→ **EXERCISE OBJECTIVE**
Recreate the entire listing that appears below, exactly.

→ **AVAILABLE DATA**
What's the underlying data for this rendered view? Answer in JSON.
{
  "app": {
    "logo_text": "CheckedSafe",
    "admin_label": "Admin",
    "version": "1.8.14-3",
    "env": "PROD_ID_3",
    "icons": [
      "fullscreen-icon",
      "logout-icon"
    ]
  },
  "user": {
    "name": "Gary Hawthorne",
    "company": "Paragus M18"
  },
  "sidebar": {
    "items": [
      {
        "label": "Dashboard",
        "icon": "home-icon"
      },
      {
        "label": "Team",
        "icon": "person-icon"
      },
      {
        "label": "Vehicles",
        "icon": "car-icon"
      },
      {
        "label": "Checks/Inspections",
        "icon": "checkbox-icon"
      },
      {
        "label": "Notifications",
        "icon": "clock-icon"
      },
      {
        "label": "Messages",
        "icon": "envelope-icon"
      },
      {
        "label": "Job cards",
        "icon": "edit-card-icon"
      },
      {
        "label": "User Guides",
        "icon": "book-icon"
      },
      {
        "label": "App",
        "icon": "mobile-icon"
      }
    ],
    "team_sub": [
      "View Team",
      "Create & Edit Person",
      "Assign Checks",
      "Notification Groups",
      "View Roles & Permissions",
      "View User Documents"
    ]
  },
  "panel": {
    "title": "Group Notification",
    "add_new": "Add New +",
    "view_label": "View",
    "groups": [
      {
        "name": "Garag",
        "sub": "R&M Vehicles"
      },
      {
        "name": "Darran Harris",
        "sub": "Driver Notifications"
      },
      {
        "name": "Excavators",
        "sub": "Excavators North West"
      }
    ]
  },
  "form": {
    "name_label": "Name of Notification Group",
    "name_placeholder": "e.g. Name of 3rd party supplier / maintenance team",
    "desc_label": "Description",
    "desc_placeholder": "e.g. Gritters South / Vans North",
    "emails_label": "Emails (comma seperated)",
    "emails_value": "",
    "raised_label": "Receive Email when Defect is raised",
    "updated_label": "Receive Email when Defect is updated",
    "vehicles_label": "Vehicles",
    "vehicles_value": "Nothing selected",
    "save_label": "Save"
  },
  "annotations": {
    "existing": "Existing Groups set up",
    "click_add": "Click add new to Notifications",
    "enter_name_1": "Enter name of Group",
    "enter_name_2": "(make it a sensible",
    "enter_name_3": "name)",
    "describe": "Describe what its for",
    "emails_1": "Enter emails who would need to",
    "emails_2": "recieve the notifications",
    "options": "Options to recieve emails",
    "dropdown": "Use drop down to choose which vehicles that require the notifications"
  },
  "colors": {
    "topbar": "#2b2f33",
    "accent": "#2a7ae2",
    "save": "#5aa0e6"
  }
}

→ **RESULT OF THE TASK**
What's the underlying data for this rendered view? Answer in JSON.
{
  "app": {
    "logo_text": "CheckedSafe",
    "admin_label": "Admin",
    "version": "1.8.14-3",
    "env": "PROD_ID_3",
    "icons": [
      "fullscreen-icon",
      "logout-icon"
    ]
  },
  "user": {
    "name": "Gary Hawthorne",
    "company": "Paragus M18"
  },
  "sidebar": {
    "items": [
      {
        "label": "Dashboard",
        "icon": "home-icon"
      },
      {
        "label": "Team",
        "icon": "person-icon"
      },
      {
        "label": "Vehicles",
        "icon": "car-icon"
      },
      {
        "label": "Checks/Inspections",
        "icon": "checkbox-icon"
      },
      {
        "label": "Notifications",
        "icon": "clock-icon"
      },
      {
        "label": "Messages",
        "icon": "envelope-icon"
      },
      {
        "label": "Job cards",
        "icon": "edit-card-icon"
      },
      {
        "label": "User Guides",
        "icon": "book-icon"
      },
      {
        "label": "App",
        "icon": "mobile-icon"
      }
    ],
    "team_sub": [
      "View Team",
      "Create & Edit Person",
      "Assign Checks",
      "Notification Groups",
      "View Roles & Permissions",
      "View User Documents"
    ]
  },
  "panel": {
    "title": "Group Notification",
    "add_new": "Add New +",
    "view_label": "View",
    "groups": [
      {
        "name": "Garag",
        "sub": "R&M Vehicles"
      },
      {
        "name": "Darran Harris",
        "sub": "Driver Notifications"
      },
      {
        "name": "Excavators",
        "sub": "Excavators North West"
      }
    ]
  },
  "form": {
    "name_label": "Name of Notification Group",
    "name_placeholder": "e.g. Name of 3rd party supplier / maintenance team",
    "desc_label": "Description",
    "desc_placeholder": "e.g. Gritters South / Vans North",
    "emails_label": "Emails (comma seperated)",
    "emails_value": "",
    "raised_label": "Receive Email when Defect is raised",
    "updated_label": "Receive Email when Defect is updated",
    "vehicles_label": "Vehicles",
    "vehicles_value": "Nothing selected",
    "save_label": "Save"
  },
  "annotations": {
    "existing": "Existing Groups set up",
    "click_add": "Click add new to Notifications",
    "enter_name_1": "Enter name of Group",
    "enter_name_2": "(make it a sensible",
    "enter_name_3": "name)",
    "describe": "Describe what its for",
    "emails_1": "Enter emails who would need to",
    "emails_2": "recieve the notifications",
    "options": "Options to recieve emails",
    "dropdown": "Use drop down to choose which vehicles that require the notifications"
  },
  "colors": {
    "topbar": "#2b2f33",
    "accent": "#2a7ae2",
    "save": "#5aa0e6"
  }
}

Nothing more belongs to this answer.